Try the Gran Reserva Ribera del Rapel Savignon Blanc with: arugala/basil/kale pesto, goat cheese (chevre), oysters, caesar salad, or seared ahi tuna on a bed of field greens with Chilean blueberries.

Concha y Toro 2011 Gran Reserva Marchigüe, Colchagua Valley Malbec $15
D.O.: Marchigüe, Colchagua Valley
Palo Santo vineyard, south bank of the Tinguiririca river, central Chile.

Nose on this one is like waving the red flag front of the bull dark cherry, mocha on the nose and palate, melts like a candybar,wonderful color nice at $15. Soft and round in the mouth. Will go well with chicken, pastas, and even salmon. Very fruity almost tastes like a late harvest without the sugar. LOVE this wine!

My absolute favorite of the reds–what a great wine! What a great price!

Try the Gran Reserva Malbec with: duck seared with a Chilean blueberries reduction sauce, seared ahi tuna on a bed of field greens with Chilean blueberries.

Concha y Toro 2010 Gran Reserva Ribera del Cachapoal Carmenere $25
D.O.: Peumo, Cachapoal Valley
Peumo vineyard, north bank of the Cachapoal River, central Chile.

Beautiful ruby red color.  Spicy on the nose, lots of pepper, depth, fruit, wonderful. Might go well with a peppercorn steak with a blue cheese topping. When you think about Chile  you think about spice, and this wine is very spicy. It goes well with pepperoni; we imagine it woudl be delicious with a pizza, olives, and strong cheeses. We preferred this wine with food rather than stand alone. With spicy or strong foods, it does well.  The grape Carmenere came from Bordeaux, France where the original stock was wiped out by phlox fura.
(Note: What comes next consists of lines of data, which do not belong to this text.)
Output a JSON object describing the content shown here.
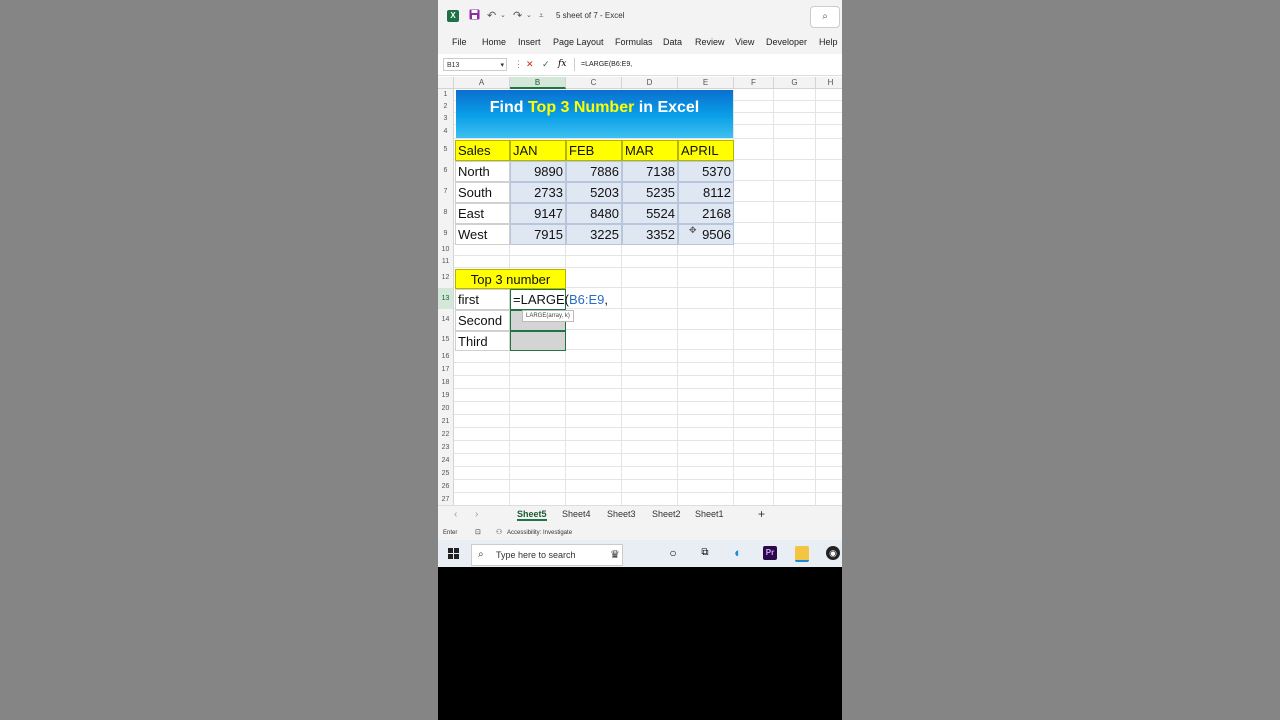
{
  "window": {
    "title": "5 sheet of 7  -  Excel",
    "app_icon": "X",
    "search_icon": "⌕"
  },
  "menu": {
    "items": [
      "File",
      "Home",
      "Insert",
      "Page Layout",
      "Formulas",
      "Data",
      "Review",
      "View",
      "Developer",
      "Help"
    ]
  },
  "formula_bar": {
    "name_box": "B13",
    "formula": "=LARGE(B6:E9,"
  },
  "grid": {
    "columns": [
      "A",
      "B",
      "C",
      "D",
      "E",
      "F",
      "G",
      "H"
    ],
    "rows": [
      "1",
      "2",
      "3",
      "4",
      "5",
      "6",
      "7",
      "8",
      "9",
      "10",
      "11",
      "12",
      "13",
      "14",
      "15",
      "16",
      "17",
      "18",
      "19",
      "20",
      "21",
      "22",
      "23",
      "24",
      "25",
      "26",
      "27"
    ]
  },
  "banner": {
    "part1": "Find ",
    "highlight": "Top 3 Number",
    "part2": " in Excel"
  },
  "table": {
    "headers": [
      "Sales",
      "JAN",
      "FEB",
      "MAR",
      "APRIL"
    ],
    "rows": [
      {
        "region": "North",
        "values": [
          "9890",
          "7886",
          "7138",
          "5370"
        ]
      },
      {
        "region": "South",
        "values": [
          "2733",
          "5203",
          "5235",
          "8112"
        ]
      },
      {
        "region": "East",
        "values": [
          "9147",
          "8480",
          "5524",
          "2168"
        ]
      },
      {
        "region": "West",
        "values": [
          "7915",
          "3225",
          "3352",
          "9506"
        ]
      }
    ]
  },
  "top3": {
    "header": "Top 3 number",
    "labels": [
      "first",
      "Second",
      "Third"
    ],
    "edit_prefix": "=LARGE(",
    "edit_ref": "B6:E9",
    "edit_suffix": ",",
    "tooltip": "LARGE(array, k)"
  },
  "sheets": {
    "tabs": [
      "Sheet5",
      "Sheet4",
      "Sheet3",
      "Sheet2",
      "Sheet1"
    ],
    "active": "Sheet5",
    "add": "+"
  },
  "status": {
    "mode": "Enter",
    "accessibility": "Accessibility: Investigate"
  },
  "taskbar": {
    "search_placeholder": "Type here to search"
  },
  "colors": {
    "excel_green": "#217346",
    "header_yellow": "#ffff00",
    "banner_blue": "#0a8fe0",
    "selection_fill": "#dfe7f3"
  }
}
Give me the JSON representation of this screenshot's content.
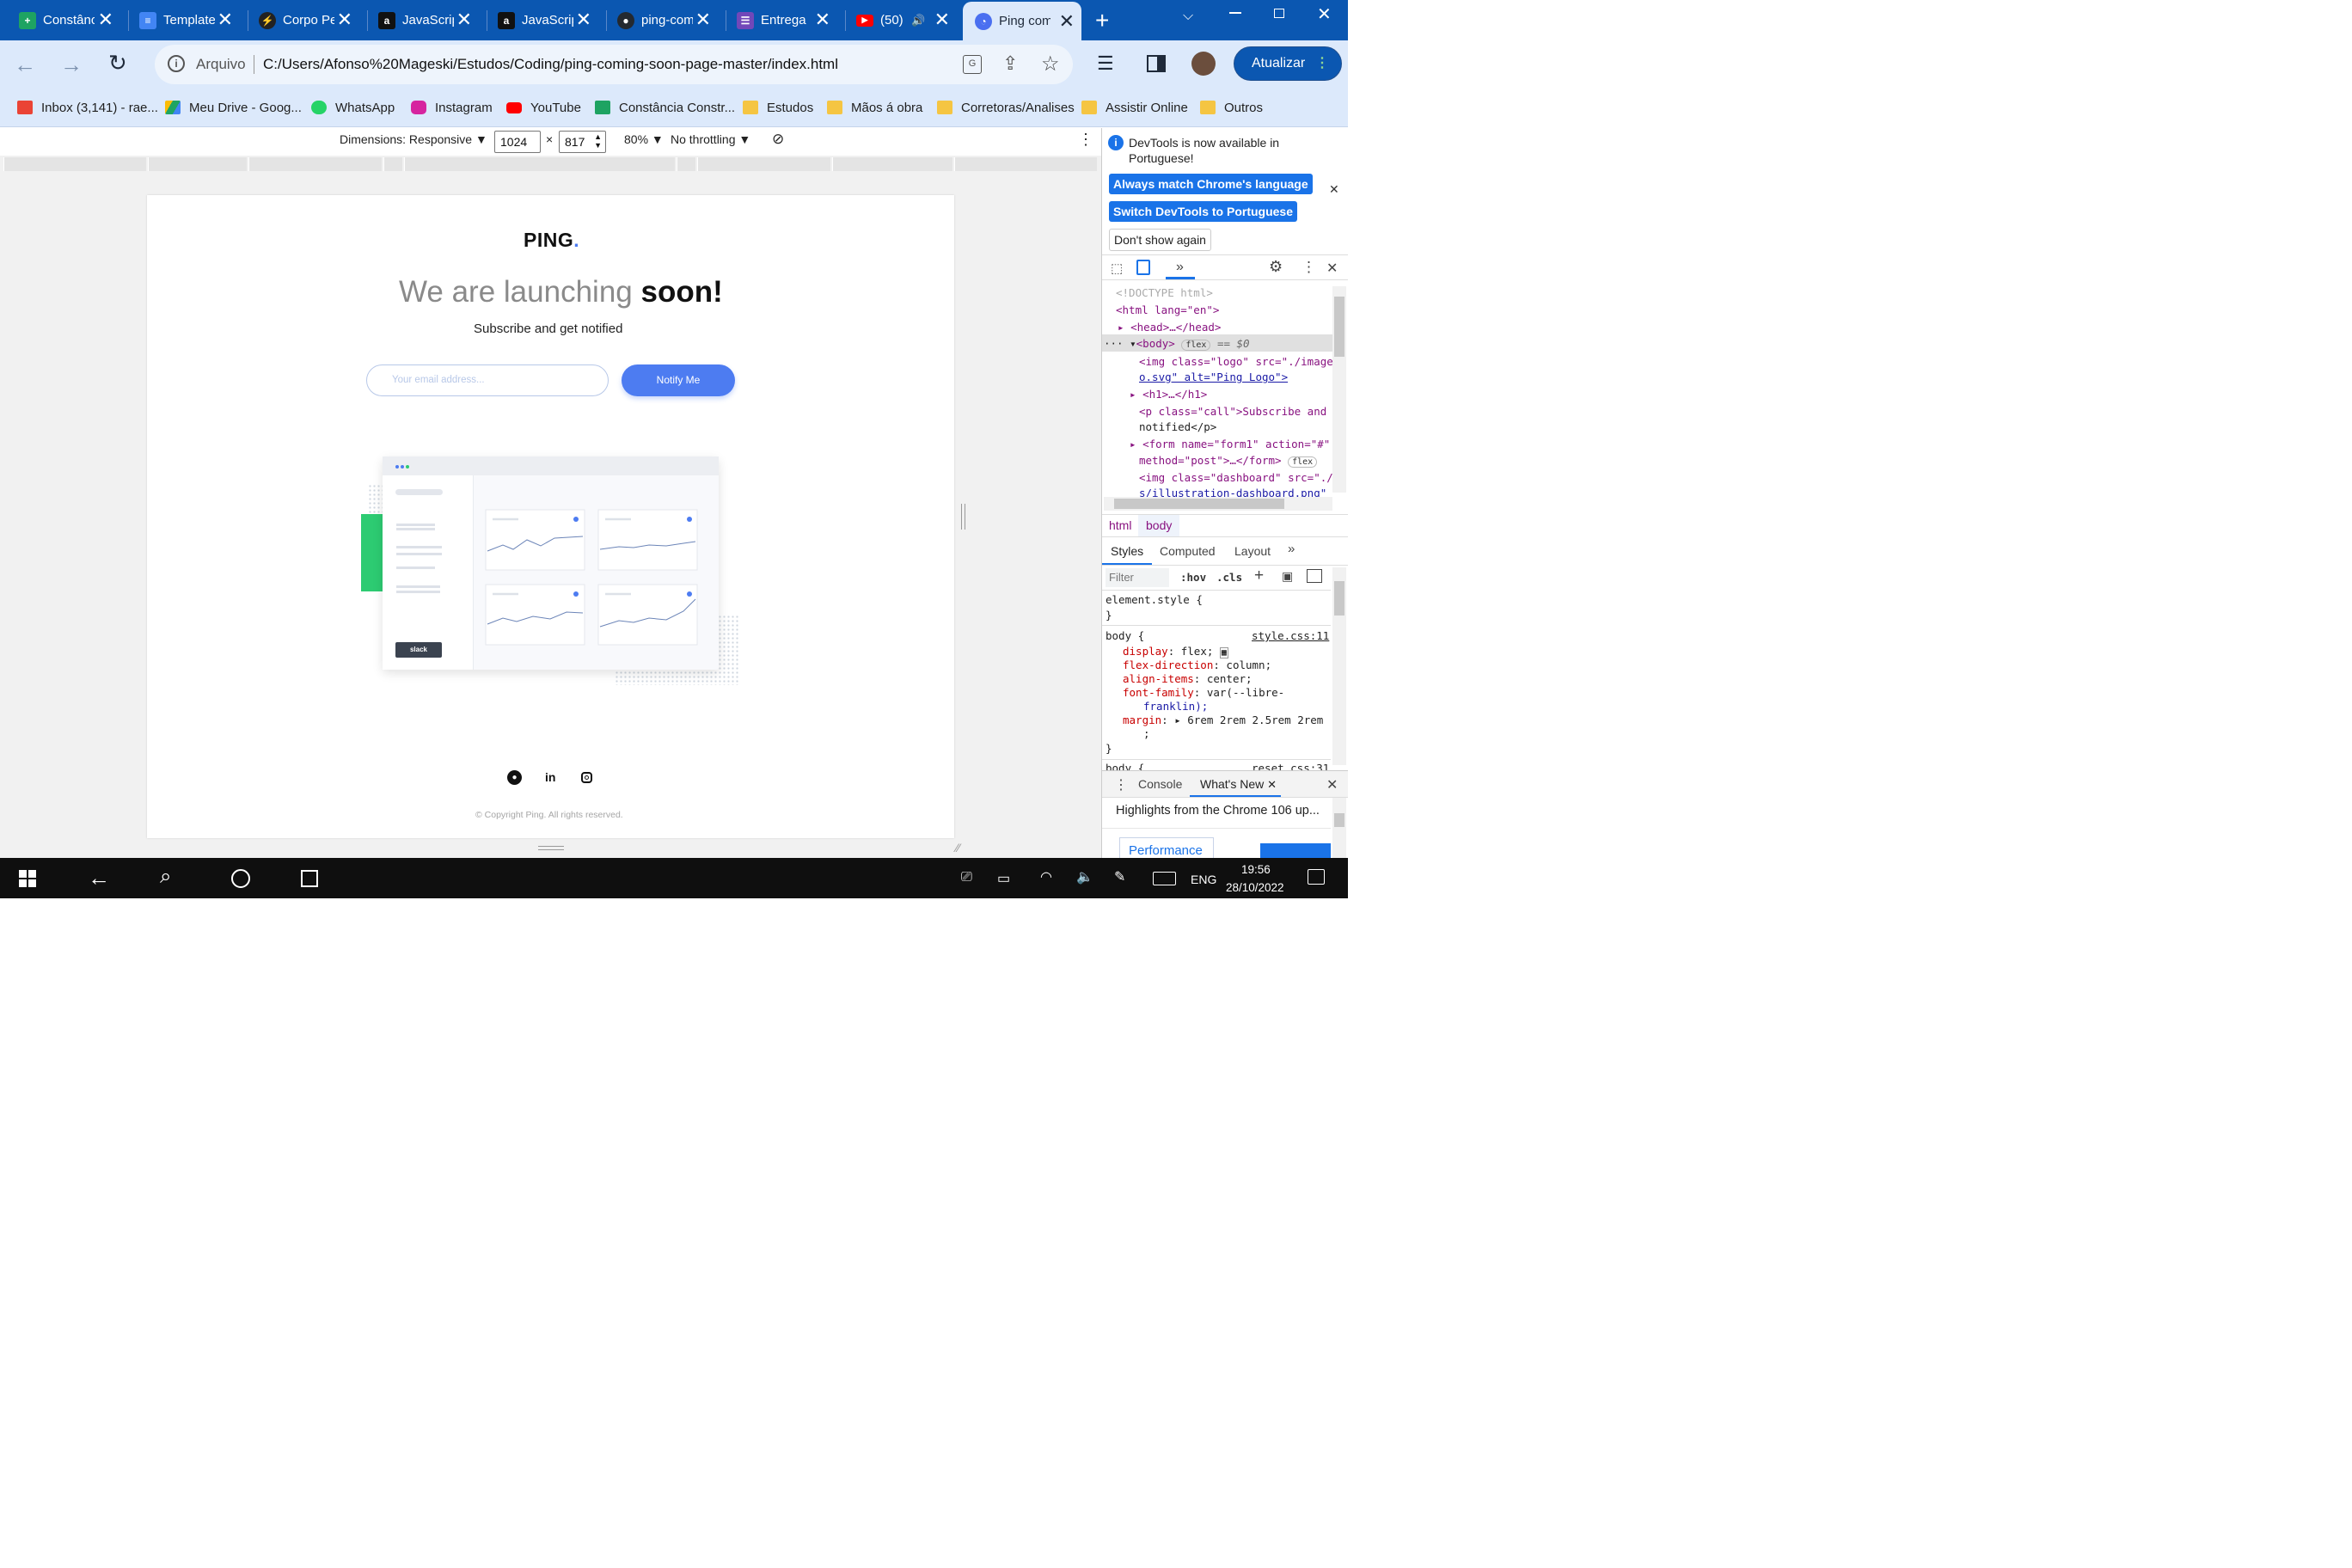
{
  "tabs": [
    {
      "title": "Constânc",
      "color": "#1ea362",
      "glyph": "+"
    },
    {
      "title": "Template",
      "color": "#4285f4",
      "glyph": "≡"
    },
    {
      "title": "Corpo Pe",
      "color": "#222222",
      "glyph": "⚡"
    },
    {
      "title": "JavaScrip",
      "color": "#111111",
      "glyph": "a"
    },
    {
      "title": "JavaScrip",
      "color": "#111111",
      "glyph": "a"
    },
    {
      "title": "ping-com",
      "color": "#24292f",
      "glyph": "◯"
    },
    {
      "title": "Entrega",
      "color": "#7248b9",
      "glyph": "☰"
    },
    {
      "title": "(50)",
      "color": "#ff0000",
      "glyph": "▶"
    },
    {
      "title": "Ping com",
      "color": "#4a6ff0",
      "glyph": "◔"
    }
  ],
  "omnibox": {
    "scheme": "Arquivo",
    "url": "C:/Users/Afonso%20Mageski/Estudos/Coding/ping-coming-soon-page-master/index.html"
  },
  "update_label": "Atualizar",
  "bookmarks": [
    {
      "label": "Inbox (3,141) - rae...",
      "color": "#ea4335"
    },
    {
      "label": "Meu Drive - Goog...",
      "color": "#1fa463"
    },
    {
      "label": "WhatsApp",
      "color": "#25d366"
    },
    {
      "label": "Instagram",
      "color": "#d6249f"
    },
    {
      "label": "YouTube",
      "color": "#ff0000"
    },
    {
      "label": "Constância Constr...",
      "color": "#1ea362"
    },
    {
      "label": "Estudos",
      "color": "#f5c542"
    },
    {
      "label": "Mãos á obra",
      "color": "#f5c542"
    },
    {
      "label": "Corretoras/Analises",
      "color": "#f5c542"
    },
    {
      "label": "Assistir Online",
      "color": "#f5c542"
    },
    {
      "label": "Outros",
      "color": "#f5c542"
    }
  ],
  "device_toolbar": {
    "dimensions": "Dimensions: Responsive",
    "width": "1024",
    "x": "×",
    "height": "817",
    "zoom": "80%",
    "throttle": "No throttling"
  },
  "site": {
    "logo": "PING",
    "logo_dot": ".",
    "headline_light": "We are launching ",
    "headline_bold": "soon!",
    "subtitle": "Subscribe and get notified",
    "email_placeholder": "Your email address...",
    "notify_label": "Notify Me",
    "slack_label": "slack",
    "copyright": "© Copyright Ping. All rights reserved.",
    "accent": "#4d7cf1"
  },
  "devtools": {
    "notice": "DevTools is now available in",
    "notice2": "Portuguese!",
    "btn_match": "Always match Chrome's language",
    "btn_switch": "Switch DevTools to Portuguese",
    "btn_dont": "Don't show again",
    "dom": {
      "l1": "<!DOCTYPE html>",
      "l2": "<html lang=\"en\">",
      "l3": "<head>…</head>",
      "l4": "<body>",
      "l4badge": "flex",
      "l4eq": "== $0",
      "l5a": "<img class=\"logo\" src=\"./image",
      "l5b": "o.svg\" alt=\"Ping Logo\">",
      "l6": "<h1>…</h1>",
      "l7a": "<p class=\"call\">Subscribe and",
      "l7b": "notified</p>",
      "l8a": "<form name=\"form1\" action=\"#\"",
      "l8b": "method=\"post\">…</form>",
      "l8badge": "flex",
      "l9a": "<img class=\"dashboard\" src=\"./",
      "l9b": "s/illustration-dashboard.png\""
    },
    "crumbs": [
      "html",
      "body"
    ],
    "panes": [
      "Styles",
      "Computed",
      "Layout"
    ],
    "filter": "Filter",
    "hov": ":hov",
    "cls": ".cls",
    "styles": {
      "el": "element.style {",
      "close": "}",
      "body_sel": "body {",
      "src": "style.css:11",
      "p1k": "display",
      "p1v": "flex;",
      "p2k": "flex-direction",
      "p2v": "column;",
      "p3k": "align-items",
      "p3v": "center;",
      "p4k": "font-family",
      "p4v": "var(--libre-",
      "p4v2": "franklin);",
      "p5k": "margin",
      "p5v": "6rem 2rem 2.5rem 2rem",
      "p5v2": ";",
      "next_sel": "body {",
      "next_src": "reset.css:31"
    },
    "drawer_tabs": [
      "Console",
      "What's New"
    ],
    "drawer_text": "Highlights from the Chrome 106 up...",
    "drawer_btn": "Performance"
  },
  "taskbar": {
    "lang": "ENG",
    "time": "19:56",
    "date": "28/10/2022"
  }
}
They thought the vine was merlot.  They did not know they had Carmenere, which was thought to be extinct.  Earthy nose blackberries.
Blueberry, plum, white pepper.

When paired with strong flavored foods, the wine pops.  We love this wine best with blue cheese.

Try the 2010 Gran Reserva Carmenere with: blueberries, walnuts, and blue cheese on field greens; ribeye or filet mignon steak with blue cheese

Concha y Toro 2010 Cabernet Sauvignon Ribera del Tinguiririca $15
D.O.: Marchigüe, Colchagua Valley
Palo Santo vineyard, south bank of the Tinguiririca river, central Chile.

This is all you would ever ask a cab sauv to be: ginger, white pepper, plum, smooth cherry, black currant, mocha, tobacco, old saddle leather, and we hear the thundering hooves of a fino palomino.

Annie AnyDay says, “At this price, give me a case!”
“Where are our Cuban cigars?” she asks.

This wine offers the fruit of the Malbec and the spice of the Carmenere. The grapes come from an area close to the sea, but inland far enough to give the grapes the warmer weather they need to thrive.  The vines are stressed so the yields are low, resulting in smaller batches that are well worth enjoying. It is a single vineyard wine with identity and personality.

Try the Cabernet Sauvignon Ribera del Tinguiririca with: this is a perfect example of a classic cab that will go well with pastas and big beefy flavors.

Watch the Gran Reserva Series Riberas tasting webcast  @GranReservaWine

Check out this beautiful 2 minute video:

Please note that these wines were sent to me in the hopes that I would participate in a online tasting on twitter. They also sent me back-up wines in case there were any problems, and to share with friends and family. They also sent an impressive set of materials to guide us in our tasting (that would sure come in handy if I win this contest!) Thank you to TasteLive and Concha y Toro; I learned much more than I can convey in a blog post that is now close to 1200 words! Keep me in mind–have passport, will travel! And will write for wine!

4 thoughts on “Foods from Chile + Chilean Wine

  1. Pingback: Wine Predator Makes Finals in Foods From Chile Contest! | wine predator

  2. Pingback: Chile No Longer Translates to Cheap Wine

  3. Pingback: Wine Blog » Blog Archive » Chile ~ Wine & Food ~ New Arrivals

Please Comment! I'd love to hear from you!

Fill in your details below or click an icon to log in: Logo

You are commenting using your account. Log Out /  Change )

Twitter picture

You are commenting using your Twitter account. Log Out /  Change )

Facebook photo

You are commenting using your Facebook account. Log Out /  Change )

Connecting to %s